This check-in on the Stanford Prison Experiment has a couple tidbits that were new to me. For one, I did not know that Phil Zimbardo married the whistleblower that ended the experiment. Kind of amazing. I did know that one of the guards became a prisoner’s rights activist but his take on the experiment is always interesting to hear. The guard that got high all the time — that was news to me. That even he, weeks after being caught as a prisoner in Europe, and while being high 24/7, he still got carried away in the experiment… that’s hard-hitting.
But reading about all this also jogs personal memories about Phil Zimbardo. Professor Zim taught me Intro to Pyschology freshman year, oh about 14 years ago. I also took a seminar on Faces of Evil with him and had a couple personal meetings with him. I knew him about as well as an undergrad that didn’t work in a lab with him might.
And I would never have worked in a lab with him. He worked on evil. I worked on the Happiness Project, a beeper study led by Laura Carstensen that showed how people get happier as they age. He had style and flash. I preferred professor Hazel Markus, whose work on Well-Being Across Cultural Contexts taught me much about how my cultural upbringing informed my vision of happiness. Zimbardo and I had different interests, in other words.
Don’t get me wrong, he’s a perfectly nice person. His work has been important. But part of the reason his work has been important is beyond his control. The Stanford Prison Experiment, as it was constituted with him as the lead researcher AND prison warden, would never be allowed today. Crucial parts of the experiment were immoral or at least amoral. It was poorly constructed, and it strained the psyches of all involved. Yes, it led to great advancements in our understanding of the situational basis of evil, but the experiment itself had the touch of evil about it.

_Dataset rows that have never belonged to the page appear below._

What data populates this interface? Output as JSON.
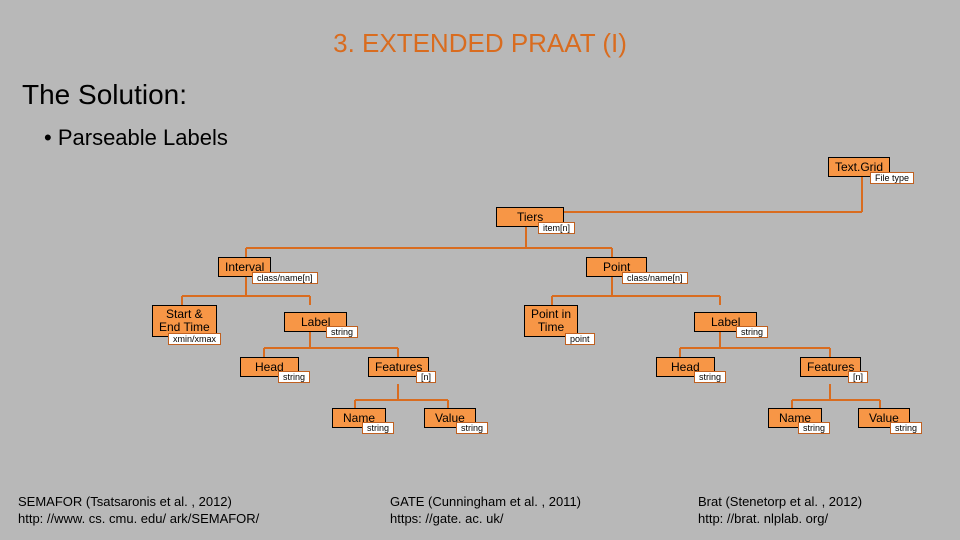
{
  "title": "3. EXTENDED PRAAT (I)",
  "subtitle": "The Solution:",
  "bullet": "Parseable Labels",
  "nodes": {
    "textgrid": "Text.Grid",
    "textgrid_tag": "File type",
    "tiers": "Tiers",
    "tiers_tag": "item[n]",
    "interval": "Interval",
    "interval_tag": "class/name[n]",
    "point_top": "Point",
    "point_top_tag": "class/name[n]",
    "startend": "Start &",
    "startend2": "End Time",
    "startend_tag": "xmin/xmax",
    "label1": "Label",
    "label1_tag": "string",
    "pointintime": "Point in",
    "pointintime2": "Time",
    "pointintime_tag": "point",
    "label2": "Label",
    "label2_tag": "string",
    "head1": "Head",
    "head1_tag": "string",
    "features1": "Features",
    "features1_tag": "[n]",
    "head2": "Head",
    "head2_tag": "string",
    "features2": "Features",
    "features2_tag": "[n]",
    "name1": "Name",
    "name1_tag": "string",
    "value1": "Value",
    "value1_tag": "string",
    "name2": "Name",
    "name2_tag": "string",
    "value2": "Value",
    "value2_tag": "string"
  },
  "footer": {
    "left1": "SEMAFOR (Tsatsaronis et al. , 2012)",
    "left2": "http: //www. cs. cmu. edu/ ark/SEMAFOR/",
    "mid1": "GATE (Cunningham et al. , 2011)",
    "mid2": "https: //gate. ac. uk/",
    "right1": "Brat (Stenetorp et al. , 2012)",
    "right2": "http: //brat. nlplab. org/"
  }
}
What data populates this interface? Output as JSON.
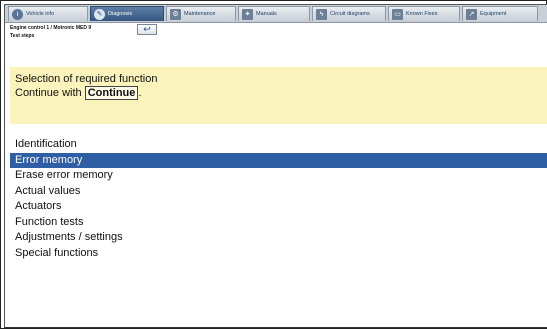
{
  "tabs": [
    {
      "label": "Vehicle info",
      "icon": "info-icon"
    },
    {
      "label": "Diagnosis",
      "icon": "stethoscope-icon",
      "active": true
    },
    {
      "label": "Maintenance",
      "icon": "gears-icon"
    },
    {
      "label": "Manuals",
      "icon": "wrench-icon"
    },
    {
      "label": "Circuit diagrams",
      "icon": "lightning-icon"
    },
    {
      "label": "Known Fixes",
      "icon": "monitor-icon"
    },
    {
      "label": "Equipment",
      "icon": "external-link-icon"
    }
  ],
  "context": {
    "line1": "Engine control 1 / Motronic MED 9",
    "line2": "Test steps"
  },
  "message": {
    "line1": "Selection of required function",
    "line2_prefix": "Continue with",
    "button_label": "Continue",
    "line2_suffix": "."
  },
  "functions": [
    {
      "label": "Identification",
      "selected": false
    },
    {
      "label": "Error memory",
      "selected": true
    },
    {
      "label": "Erase error memory",
      "selected": false
    },
    {
      "label": "Actual values",
      "selected": false
    },
    {
      "label": "Actuators",
      "selected": false
    },
    {
      "label": "Function tests",
      "selected": false
    },
    {
      "label": "Adjustments / settings",
      "selected": false
    },
    {
      "label": "Special functions",
      "selected": false
    }
  ],
  "colors": {
    "selection": "#2e5ea4",
    "message_bg": "#fbf3bc",
    "active_tab": "#34557f"
  }
}
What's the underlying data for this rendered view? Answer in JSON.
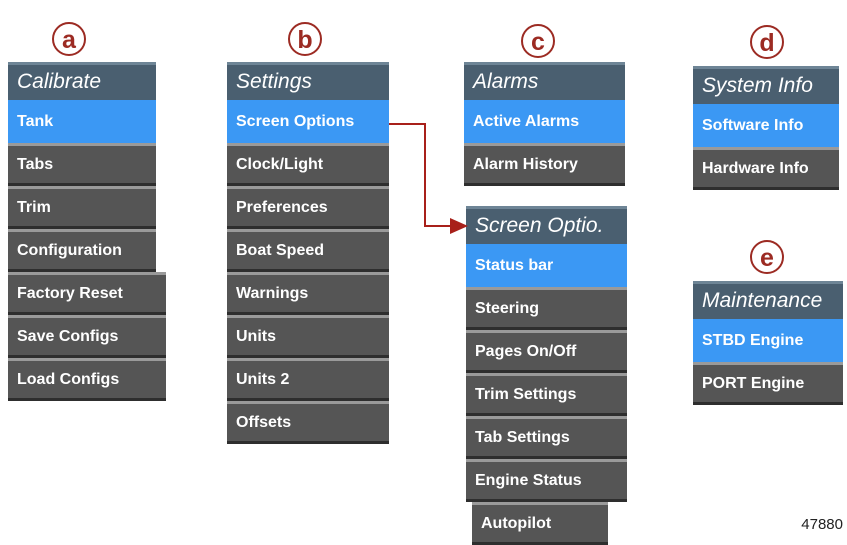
{
  "labels": {
    "a": "a",
    "b": "b",
    "c": "c",
    "d": "d",
    "e": "e"
  },
  "calibrate": {
    "title": "Calibrate",
    "items": [
      "Tank",
      "Tabs",
      "Trim",
      "Configuration",
      "Factory Reset",
      "Save Configs",
      "Load Configs"
    ],
    "selected": 0
  },
  "settings": {
    "title": "Settings",
    "items": [
      "Screen Options",
      "Clock/Light",
      "Preferences",
      "Boat Speed",
      "Warnings",
      "Units",
      "Units 2",
      "Offsets"
    ],
    "selected": 0
  },
  "alarms": {
    "title": "Alarms",
    "items": [
      "Active Alarms",
      "Alarm History"
    ],
    "selected": 0
  },
  "screen_options": {
    "title": "Screen Optio.",
    "items": [
      "Status bar",
      "Steering",
      "Pages On/Off",
      "Trim Settings",
      "Tab Settings",
      "Engine Status",
      "Autopilot"
    ],
    "selected": 0
  },
  "system_info": {
    "title": "System Info",
    "items": [
      "Software Info",
      "Hardware Info"
    ],
    "selected": 0
  },
  "maintenance": {
    "title": "Maintenance",
    "items": [
      "STBD Engine",
      "PORT Engine"
    ],
    "selected": 0
  },
  "figure_number": "47880",
  "colors": {
    "title_bar": "#4a5f70",
    "item": "#555555",
    "selected": "#3b98f4",
    "badge": "#9c2b23",
    "arrow": "#a8201a"
  }
}
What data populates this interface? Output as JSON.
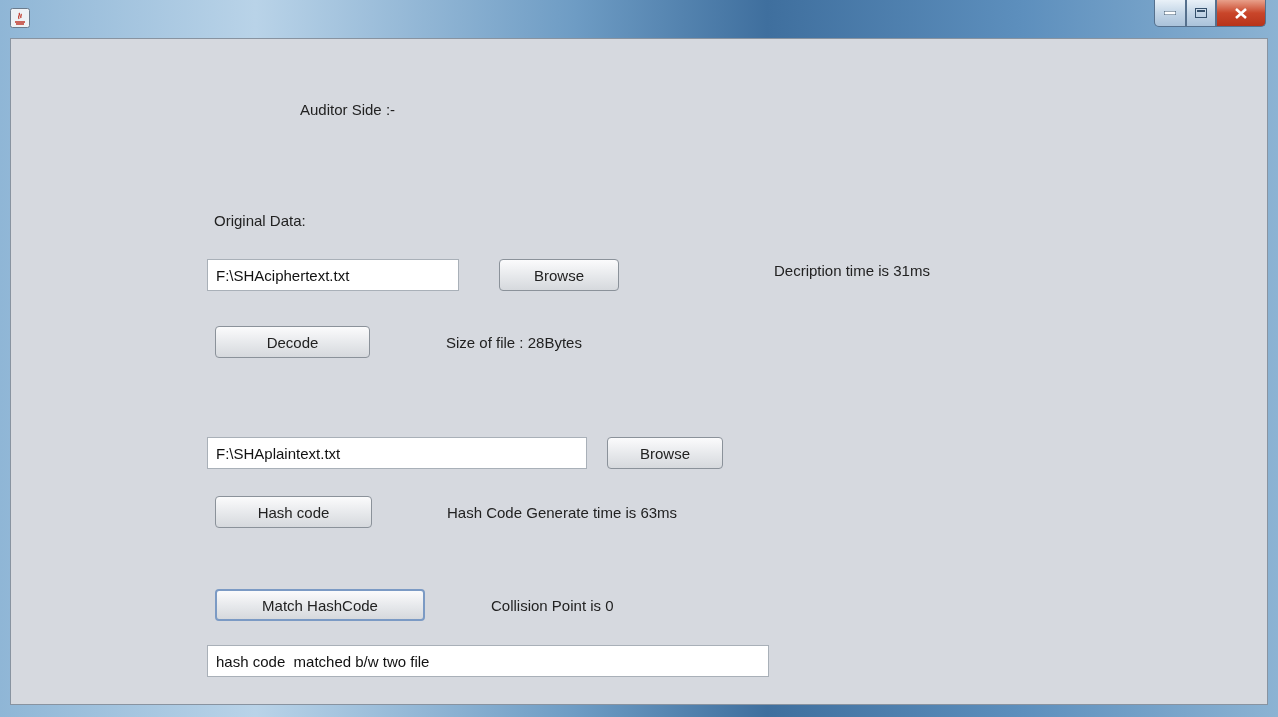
{
  "heading": "Auditor Side :-",
  "section_label": "Original Data:",
  "rows": [
    {
      "kind": "field-button-note",
      "field": "F:\\SHAciphertext.txt",
      "button": {
        "label": "Browse",
        "focused": false
      },
      "note": "Decription time is 31ms"
    },
    {
      "kind": "button-note",
      "button": {
        "label": "Decode",
        "focused": false
      },
      "note": "Size of file : 28Bytes"
    },
    {
      "kind": "field-button",
      "field": "F:\\SHAplaintext.txt",
      "button": {
        "label": "Browse",
        "focused": false
      }
    },
    {
      "kind": "button-note",
      "button": {
        "label": "Hash code",
        "focused": false
      },
      "note": "Hash Code Generate time is 63ms"
    },
    {
      "kind": "button-note",
      "button": {
        "label": "Match HashCode",
        "focused": true
      },
      "note": "Collision Point is 0"
    },
    {
      "kind": "field",
      "field": "hash code  matched b/w two file"
    }
  ]
}
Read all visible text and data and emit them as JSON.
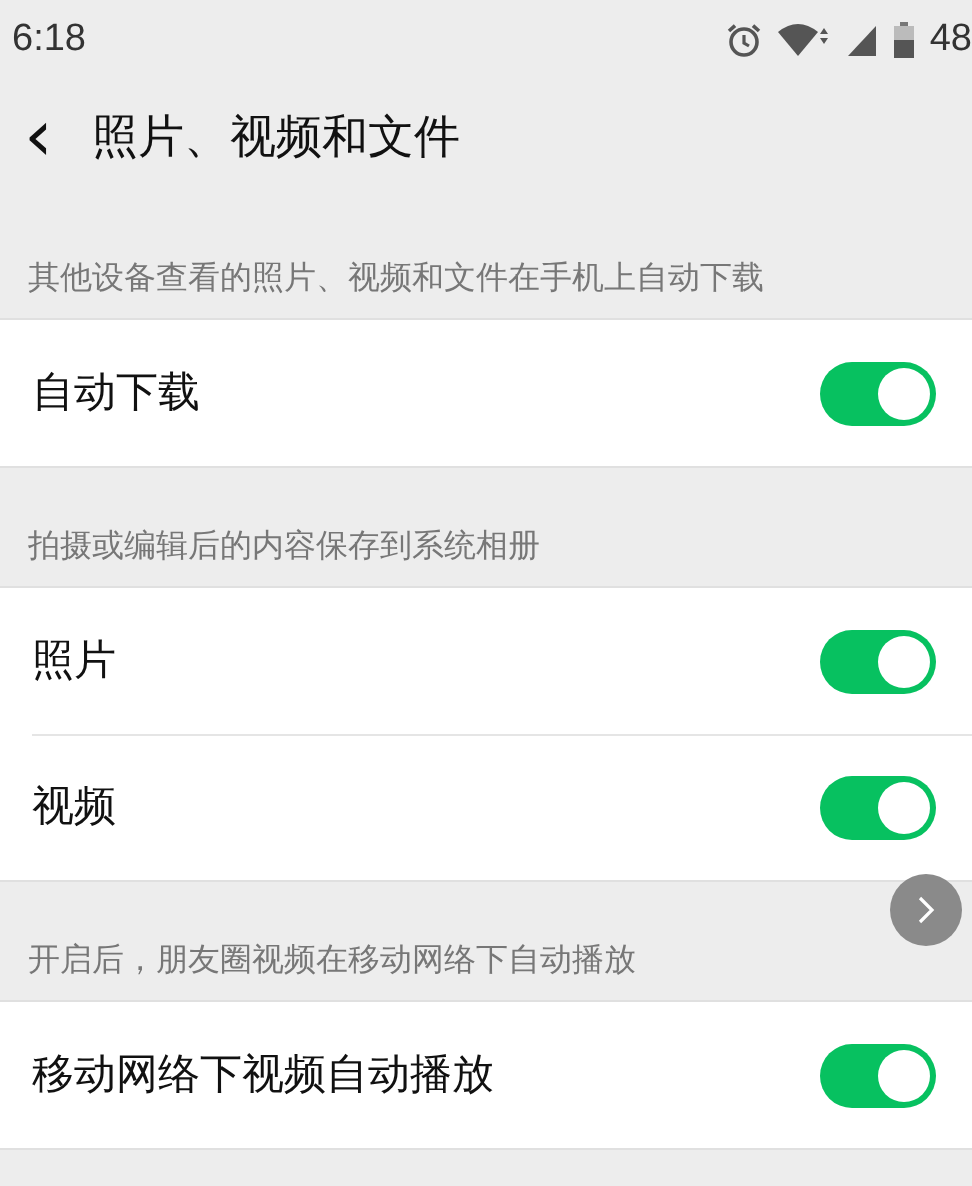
{
  "status_bar": {
    "time": "6:18",
    "battery": "48"
  },
  "header": {
    "back": "‹",
    "title": "照片、视频和文件"
  },
  "sections": [
    {
      "note": "其他设备查看的照片、视频和文件在手机上自动下载",
      "rows": [
        {
          "label": "自动下载",
          "on": true
        }
      ]
    },
    {
      "note": "拍摄或编辑后的内容保存到系统相册",
      "rows": [
        {
          "label": "照片",
          "on": true
        },
        {
          "label": "视频",
          "on": true
        }
      ]
    },
    {
      "note": "开启后，朋友圈视频在移动网络下自动播放",
      "rows": [
        {
          "label": "移动网络下视频自动播放",
          "on": true
        }
      ]
    }
  ]
}
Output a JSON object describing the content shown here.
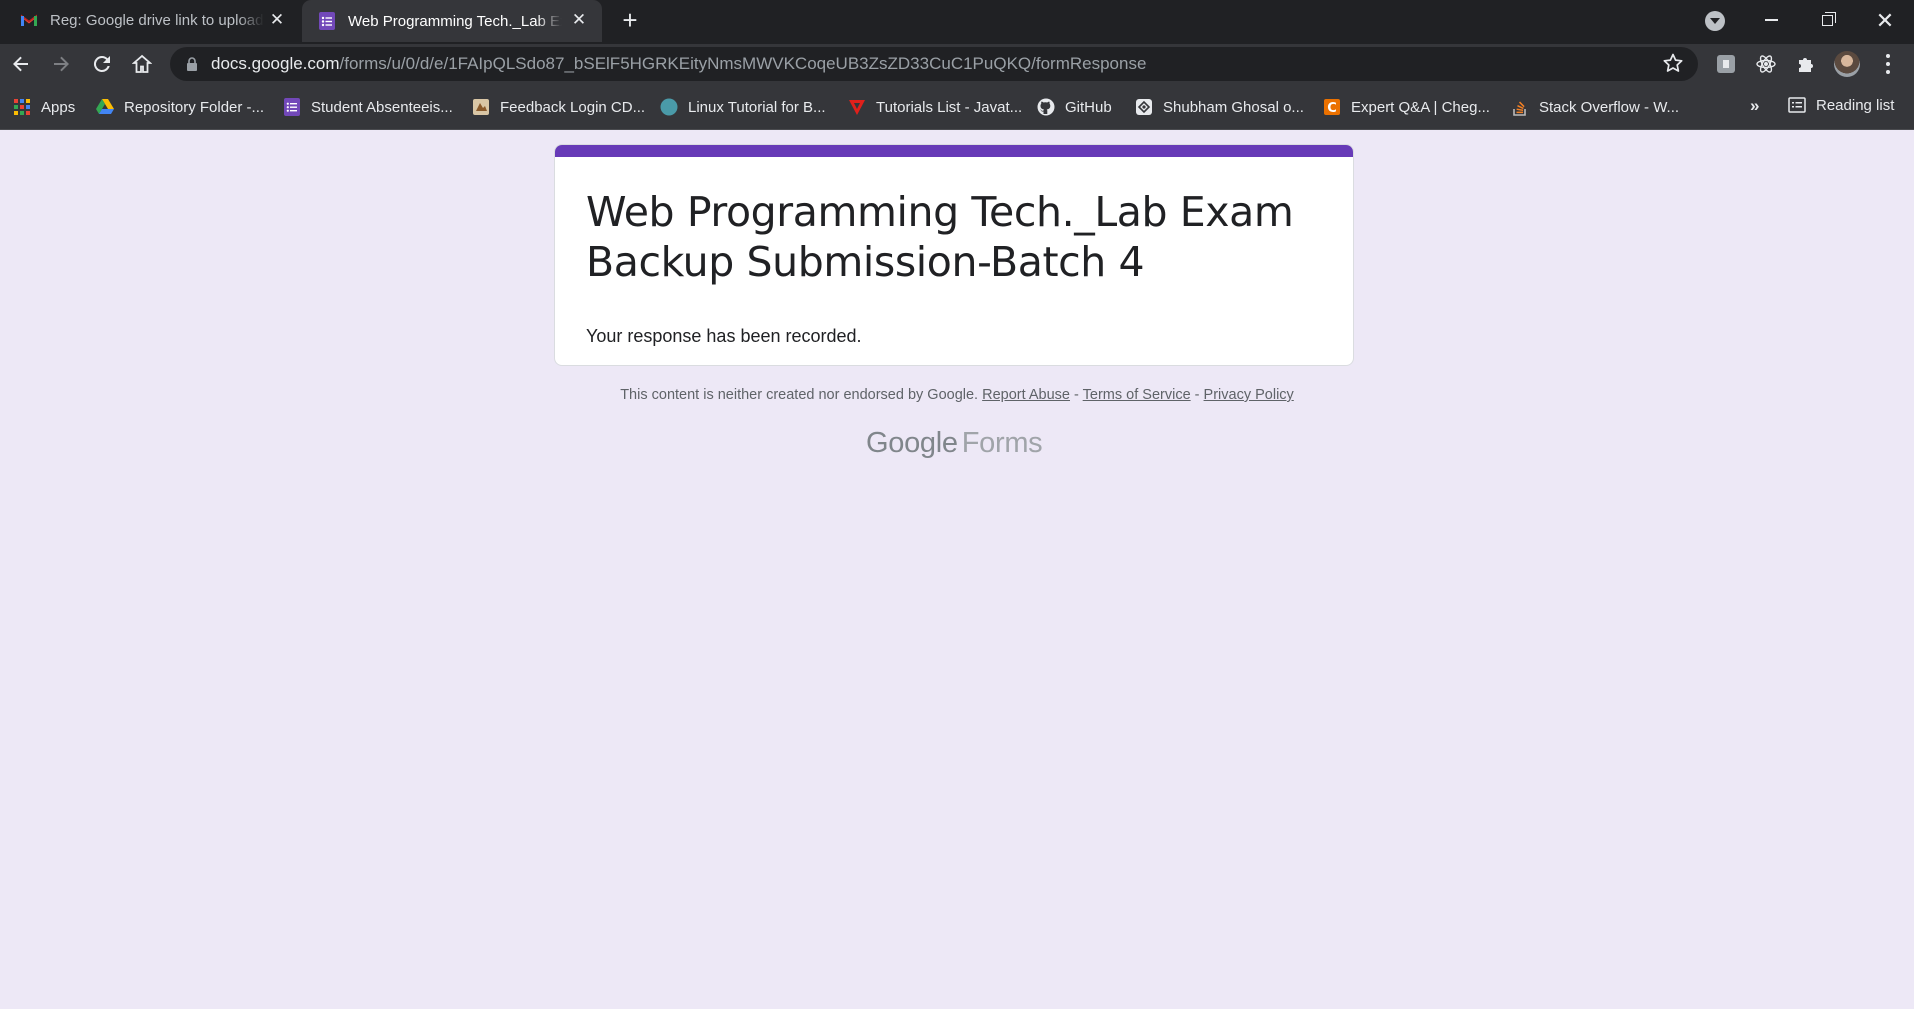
{
  "tabs": [
    {
      "title": "Reg: Google drive link to upload",
      "favicon": "gmail-icon",
      "active": false
    },
    {
      "title": "Web Programming Tech._Lab Exam Backup Submission-Batch 4",
      "favicon": "google-forms-icon",
      "active": true
    }
  ],
  "omnibox": {
    "host": "docs.google.com",
    "path": "/forms/u/0/d/e/1FAIpQLSdo87_bSElF5HGRKEityNmsMWVKCoqeUB3ZsZD33CuC1PuQKQ/formResponse"
  },
  "bookmarks": {
    "items": [
      {
        "label": "Apps",
        "icon": "apps-grid-icon"
      },
      {
        "label": "Repository Folder -...",
        "icon": "google-drive-icon"
      },
      {
        "label": "Student Absenteeis...",
        "icon": "google-forms-icon"
      },
      {
        "label": "Feedback Login CD...",
        "icon": "feedback-icon"
      },
      {
        "label": "Linux Tutorial for B...",
        "icon": "globe-icon"
      },
      {
        "label": "Tutorials List - Javat...",
        "icon": "javatpoint-icon"
      },
      {
        "label": "GitHub",
        "icon": "github-icon"
      },
      {
        "label": "Shubham Ghosal o...",
        "icon": "codechef-icon"
      },
      {
        "label": "Expert Q&A | Cheg...",
        "icon": "chegg-icon"
      },
      {
        "label": "Stack Overflow - W...",
        "icon": "stackoverflow-icon"
      }
    ],
    "more": "»",
    "reading_list": "Reading list"
  },
  "form": {
    "title": "Web Programming Tech._Lab Exam Backup Submission-Batch 4",
    "confirmation": "Your response has been recorded.",
    "accent_color": "#673ab7",
    "background_color": "#ede8f6"
  },
  "footer": {
    "disclaimer": "This content is neither created nor endorsed by Google.",
    "separator": "-",
    "report_abuse": "Report Abuse",
    "terms": "Terms of Service",
    "privacy": "Privacy Policy",
    "logo_google": "Google",
    "logo_forms": "Forms"
  }
}
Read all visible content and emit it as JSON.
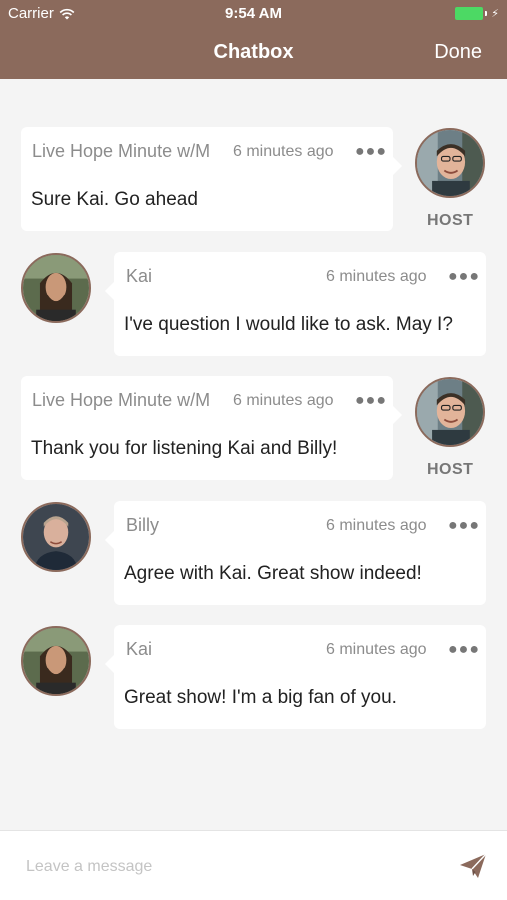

My feelings about the man are as complicated as my feelings about the experiment. ‘Zim’ was, to my knowledge, the only person allowed to drive a car into the main quad on Stanford campus. He had just undergone a hip replacement surgery and so he needed close access, but it was an iconic thing, to drive a car up to the Psychology building from the inside. It was part of the superstar aura that he had. His Intro class was another part of this aura. We used his book. We listened to his high-profile friends guest lecture. We saw him teach us, directly, maybe twice in the ten weeks.
Maybe this is all unfair. By the time you’re a leading professor at Stanford, you’ve had to do some self-pimping. You are an icon in your field. And his chosen field is important — as a German-Jamaican-American, I feel that unpacking the type of evil that happened in the Holocaust is important. Perhaps I avoided that part of myself when I refused to follow the Zimbardo path at Stanford Psychology. Maybe I should have taken advantage. But I wanted to know more about being happy, even if it meant I didn’t know more about how people become evil. So really I should do this: Thanks, Professor Zim, for going places I didn’t want to go.